__AIM OF THE EXERCISE__: Looking at the data, count the lines where the word "bubble" occurs and answer with only the number.

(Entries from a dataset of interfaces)
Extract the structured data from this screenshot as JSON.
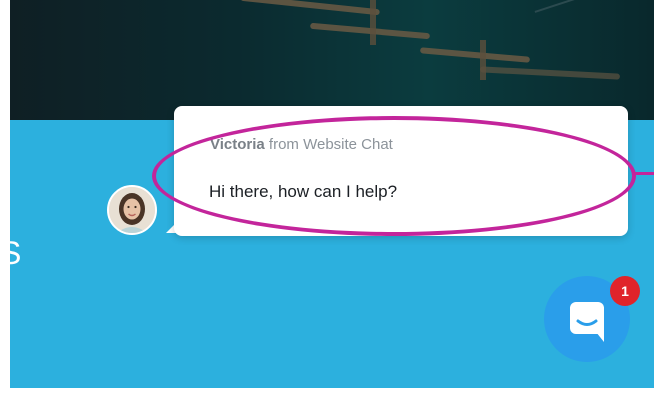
{
  "chat_popup": {
    "sender_name": "Victoria",
    "sender_suffix": " from Website Chat",
    "message": "Hi there, how can I help?"
  },
  "page": {
    "partial_heading": "S"
  },
  "launcher": {
    "icon": "chat-bubble-icon",
    "unread_count": "1"
  },
  "colors": {
    "panel_blue": "#2cb0de",
    "launcher_blue": "#2a9eea",
    "badge_red": "#e0242a",
    "annotation_magenta": "#c3259b"
  }
}
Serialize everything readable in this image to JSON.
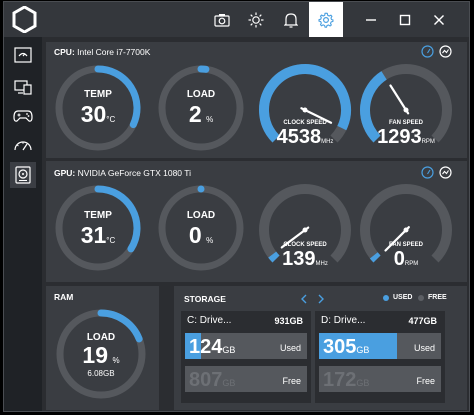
{
  "colors": {
    "accent": "#4a9fe0",
    "panel": "#3a3d42",
    "track": "#55585d"
  },
  "toolbar": {
    "icons": [
      "camera-icon",
      "brightness-icon",
      "bell-icon",
      "settings-icon",
      "minimize-icon",
      "maximize-icon",
      "close-icon"
    ],
    "active": "settings-icon"
  },
  "sidebar": {
    "items": [
      "dashboard-icon",
      "monitor-icon",
      "gamepad-icon",
      "speedometer-icon",
      "storage-drive-icon"
    ],
    "active": "storage-drive-icon"
  },
  "cpu": {
    "label": "CPU:",
    "name": "Intel Core i7-7700K",
    "temp": {
      "label": "TEMP",
      "value": "30",
      "unit": "°C",
      "fraction": 0.32
    },
    "load": {
      "label": "LOAD",
      "value": "2",
      "unit": "%",
      "fraction": 0.02
    },
    "clock": {
      "label": "CLOCK SPEED",
      "value": "4538",
      "unit": "MHz",
      "fraction": 0.93
    },
    "fan": {
      "label": "FAN SPEED",
      "value": "1293",
      "unit": "RPM",
      "fraction": 0.38
    }
  },
  "gpu": {
    "label": "GPU:",
    "name": "NVIDIA GeForce GTX 1080 Ti",
    "temp": {
      "label": "TEMP",
      "value": "31",
      "unit": "°C",
      "fraction": 0.34
    },
    "load": {
      "label": "LOAD",
      "value": "0",
      "unit": "%",
      "fraction": 0.0
    },
    "clock": {
      "label": "CLOCK SPEED",
      "value": "139",
      "unit": "MHz",
      "fraction": 0.03
    },
    "fan": {
      "label": "FAN SPEED",
      "value": "0",
      "unit": "RPM",
      "fraction": 0.0
    }
  },
  "ram": {
    "title": "RAM",
    "label": "LOAD",
    "value": "19",
    "unit": "%",
    "detail": "6.08GB",
    "fraction": 0.19
  },
  "storage": {
    "title": "STORAGE",
    "legend_used": "USED",
    "legend_free": "FREE",
    "drives": [
      {
        "name": "C: Drive...",
        "total": "931GB",
        "used_value": "124",
        "used_unit": "GB",
        "used_label": "Used",
        "free_value": "807",
        "free_unit": "GB",
        "free_label": "Free",
        "used_fraction": 0.13
      },
      {
        "name": "D: Drive...",
        "total": "477GB",
        "used_value": "305",
        "used_unit": "GB",
        "used_label": "Used",
        "free_value": "172",
        "free_unit": "GB",
        "free_label": "Free",
        "used_fraction": 0.64
      }
    ]
  }
}
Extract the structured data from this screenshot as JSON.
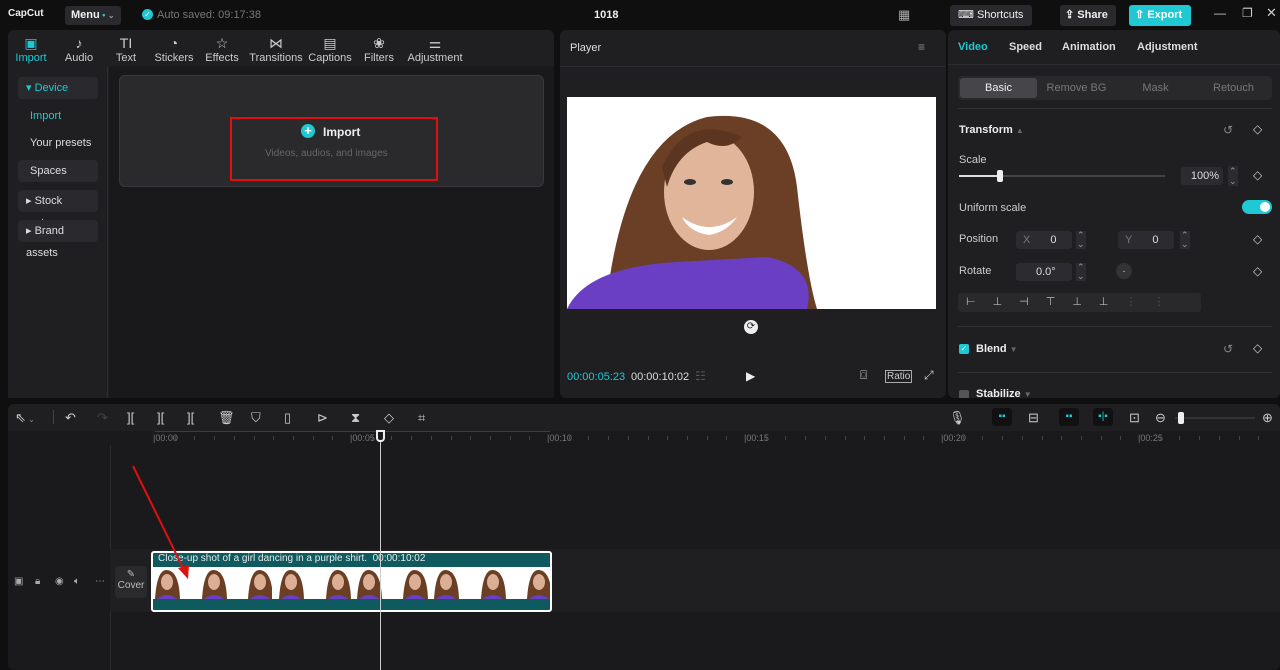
{
  "app": {
    "logo": "CapCut",
    "menu": "Menu",
    "autosave": "Auto saved: 09:17:38",
    "project_title": "1018",
    "shortcuts": "Shortcuts",
    "share": "Share",
    "export": "Export"
  },
  "media_tabs": [
    {
      "label": "Import",
      "icon": "import-icon"
    },
    {
      "label": "Audio",
      "icon": "audio-icon"
    },
    {
      "label": "Text",
      "icon": "text-icon"
    },
    {
      "label": "Stickers",
      "icon": "stickers-icon"
    },
    {
      "label": "Effects",
      "icon": "effects-icon"
    },
    {
      "label": "Transitions",
      "icon": "transitions-icon"
    },
    {
      "label": "Captions",
      "icon": "captions-icon"
    },
    {
      "label": "Filters",
      "icon": "filters-icon"
    },
    {
      "label": "Adjustment",
      "icon": "adjustment-icon"
    }
  ],
  "sidebar": {
    "device": "Device",
    "import": "Import",
    "presets": "Your presets",
    "spaces": "Spaces",
    "stock": "Stock mater...",
    "brand": "Brand assets"
  },
  "import_box": {
    "label": "Import",
    "hint": "Videos, audios, and images"
  },
  "player": {
    "title": "Player",
    "current_time": "00:00:05:23",
    "total_time": "00:00:10:02",
    "ratio": "Ratio"
  },
  "inspector": {
    "tabs": [
      "Video",
      "Speed",
      "Animation",
      "Adjustment"
    ],
    "subtabs": [
      "Basic",
      "Remove BG",
      "Mask",
      "Retouch"
    ],
    "transform": "Transform",
    "scale_label": "Scale",
    "scale_value": "100%",
    "scale_fraction": 0.2,
    "uniform_scale": "Uniform scale",
    "uniform_on": true,
    "position_label": "Position",
    "x_label": "X",
    "x_value": "0",
    "y_label": "Y",
    "y_value": "0",
    "rotate_label": "Rotate",
    "rotate_value": "0.0°",
    "blend": "Blend",
    "stabilize": "Stabilize"
  },
  "timeline": {
    "ticks": [
      "00:00",
      "00:05",
      "00:10",
      "00:15",
      "00:20",
      "00:25"
    ],
    "cover": "Cover",
    "clip_title": "Close-up shot of a girl dancing in a purple shirt.",
    "clip_duration": "00:00:10:02"
  },
  "colors": {
    "accent": "#1fc8d3",
    "clip": "#0e5a5e",
    "highlight": "#e01010"
  }
}
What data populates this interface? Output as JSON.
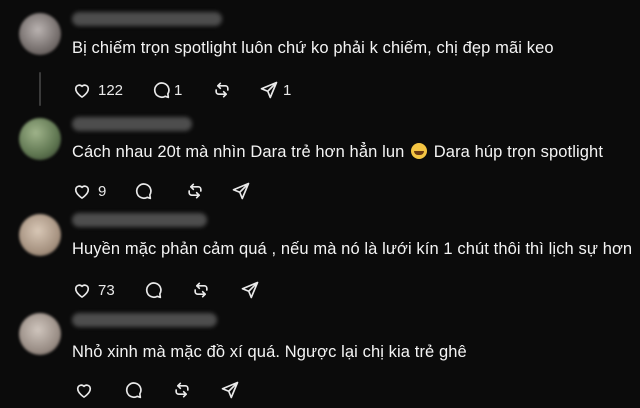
{
  "comments": [
    {
      "text": "Bị chiếm trọn spotlight luôn chứ ko phải k chiếm, chị đẹp mãi keo",
      "likes": "122",
      "replies": "1",
      "shares": "1"
    },
    {
      "text_before": "Cách nhau 20t mà nhìn Dara trẻ hơn hẳn lun ",
      "emoji": "laughing-with-tears-emoji",
      "text_after": " Dara húp trọn spotlight",
      "likes": "9"
    },
    {
      "text": "Huyền mặc phản cảm quá , nếu mà nó là lưới kín 1 chút thôi thì lịch sự hơn",
      "likes": "73"
    },
    {
      "text": "Nhỏ xinh mà mặc đồ xí quá. Ngược lại chị kia trẻ ghê"
    }
  ],
  "icons": {
    "like": "heart-icon",
    "reply": "comment-bubble-icon",
    "repost": "repost-arrows-icon",
    "share": "send-paper-plane-icon"
  },
  "colors": {
    "background": "#0b0b0b",
    "text": "#f3f3f3",
    "icon": "#e9e9e9"
  }
}
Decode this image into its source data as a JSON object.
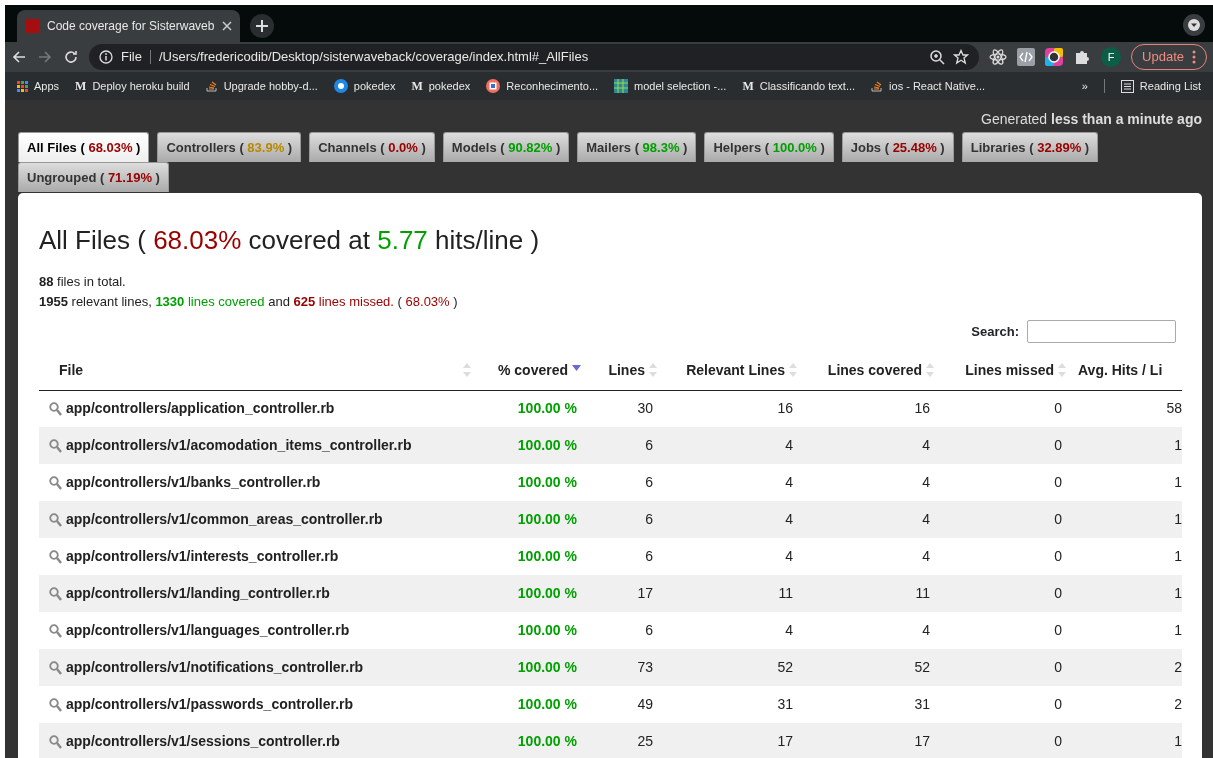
{
  "browser": {
    "tab_title": "Code coverage for Sisterwaveb",
    "url_scheme": "File",
    "url": "/Users/fredericodib/Desktop/sisterwaveback/coverage/index.html#_AllFiles",
    "profile": "F",
    "update_button": "Update",
    "bookmarks": [
      {
        "label": "Apps",
        "kind": "apps"
      },
      {
        "label": "Deploy heroku build",
        "kind": "letter",
        "logo": "M"
      },
      {
        "label": "Upgrade hobby-d...",
        "kind": "stack"
      },
      {
        "label": "pokedex",
        "kind": "circle"
      },
      {
        "label": "pokedex",
        "kind": "letter",
        "logo": "M"
      },
      {
        "label": "Reconhecimento...",
        "kind": "badge"
      },
      {
        "label": "model selection -...",
        "kind": "grid"
      },
      {
        "label": "Classificando text...",
        "kind": "letter",
        "logo": "M"
      },
      {
        "label": "ios - React Native...",
        "kind": "stack"
      }
    ],
    "more_bookmarks": "»",
    "reading_list": "Reading List"
  },
  "generated": {
    "prefix": "Generated",
    "value": "less than a minute ago"
  },
  "groups": [
    {
      "name": "All Files (",
      "percent": "68.03%",
      "close": ")",
      "color": "#990000",
      "selected": true
    },
    {
      "name": "Controllers (",
      "percent": "83.9%",
      "close": ")",
      "color": "#b88a00",
      "selected": false
    },
    {
      "name": "Channels (",
      "percent": "0.0%",
      "close": ")",
      "color": "#990000",
      "selected": false
    },
    {
      "name": "Models (",
      "percent": "90.82%",
      "close": ")",
      "color": "#00a000",
      "selected": false
    },
    {
      "name": "Mailers (",
      "percent": "98.3%",
      "close": ")",
      "color": "#00a000",
      "selected": false
    },
    {
      "name": "Helpers (",
      "percent": "100.0%",
      "close": ")",
      "color": "#00a000",
      "selected": false
    },
    {
      "name": "Jobs (",
      "percent": "25.48%",
      "close": ")",
      "color": "#990000",
      "selected": false
    },
    {
      "name": "Libraries (",
      "percent": "32.89%",
      "close": ")",
      "color": "#990000",
      "selected": false
    },
    {
      "name": "Ungrouped (",
      "percent": "71.19%",
      "close": ")",
      "color": "#990000",
      "selected": false
    }
  ],
  "heading": [
    {
      "text": "All Files (",
      "bold": false
    },
    {
      "text": "68.03%",
      "color": "#990000",
      "bold": false
    },
    {
      "text": "covered at",
      "bold": false
    },
    {
      "text": "5.77",
      "color": "#00a000",
      "bold": false
    },
    {
      "text": "hits/line )",
      "bold": false
    }
  ],
  "files_total": "**88** files in total.",
  "summary": [
    {
      "text": "1955",
      "bold": true
    },
    {
      "text": "relevant lines,",
      "bold": false
    },
    {
      "text": "1330",
      "color": "#00a000",
      "bold": true
    },
    {
      "text": "lines covered",
      "color": "#00a000",
      "bold": false
    },
    {
      "text": "and",
      "bold": false
    },
    {
      "text": "625",
      "color": "#990000",
      "bold": true
    },
    {
      "text": "lines missed.",
      "color": "#990000",
      "bold": false
    },
    {
      "text": "(",
      "bold": false
    },
    {
      "text": "68.03%",
      "color": "#990000",
      "bold": false
    },
    {
      "text": ")",
      "bold": false
    }
  ],
  "search_label": "Search:",
  "table": {
    "columns": [
      {
        "label": "File",
        "kind": "sortable",
        "sorted": false
      },
      {
        "label": "% covered",
        "kind": "sortable",
        "sorted": true
      },
      {
        "label": "Lines",
        "kind": "sortable",
        "sorted": false
      },
      {
        "label": "Relevant Lines",
        "kind": "sortable",
        "sorted": false
      },
      {
        "label": "Lines covered",
        "kind": "sortable",
        "sorted": false
      },
      {
        "label": "Lines missed",
        "kind": "sortable",
        "sorted": false
      },
      {
        "label": "Avg. Hits / Li",
        "kind": "plain"
      }
    ],
    "rows": [
      [
        "app/controllers/application_controller.rb",
        "100.00 %",
        "30",
        "16",
        "16",
        "0",
        "58"
      ],
      [
        "app/controllers/v1/acomodation_items_controller.rb",
        "100.00 %",
        "6",
        "4",
        "4",
        "0",
        "1"
      ],
      [
        "app/controllers/v1/banks_controller.rb",
        "100.00 %",
        "6",
        "4",
        "4",
        "0",
        "1"
      ],
      [
        "app/controllers/v1/common_areas_controller.rb",
        "100.00 %",
        "6",
        "4",
        "4",
        "0",
        "1"
      ],
      [
        "app/controllers/v1/interests_controller.rb",
        "100.00 %",
        "6",
        "4",
        "4",
        "0",
        "1"
      ],
      [
        "app/controllers/v1/landing_controller.rb",
        "100.00 %",
        "17",
        "11",
        "11",
        "0",
        "1"
      ],
      [
        "app/controllers/v1/languages_controller.rb",
        "100.00 %",
        "6",
        "4",
        "4",
        "0",
        "1"
      ],
      [
        "app/controllers/v1/notifications_controller.rb",
        "100.00 %",
        "73",
        "52",
        "52",
        "0",
        "2"
      ],
      [
        "app/controllers/v1/passwords_controller.rb",
        "100.00 %",
        "49",
        "31",
        "31",
        "0",
        "2"
      ],
      [
        "app/controllers/v1/sessions_controller.rb",
        "100.00 %",
        "25",
        "17",
        "17",
        "0",
        "1"
      ]
    ]
  }
}
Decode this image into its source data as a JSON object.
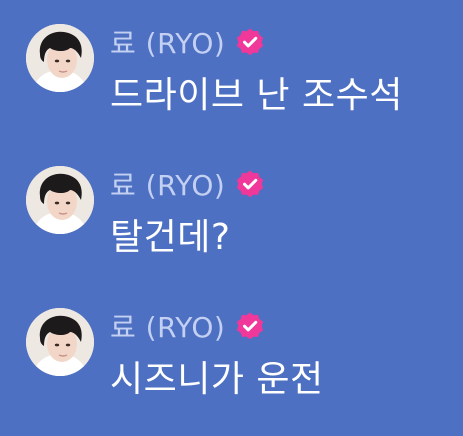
{
  "messages": [
    {
      "sender": "료 (RYO)",
      "text": "드라이브 난 조수석",
      "verified": true
    },
    {
      "sender": "료 (RYO)",
      "text": "탈건데?",
      "verified": true
    },
    {
      "sender": "료 (RYO)",
      "text": "시즈니가 운전",
      "verified": true
    }
  ],
  "colors": {
    "background": "#4d70c2",
    "sender_name": "#c3d0f2",
    "message_text": "#ffffff",
    "verified_badge": "#f0389a"
  },
  "icons": {
    "avatar": "profile-photo",
    "verified": "verified-badge-icon"
  }
}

__WRITTEN ANSWER__: 2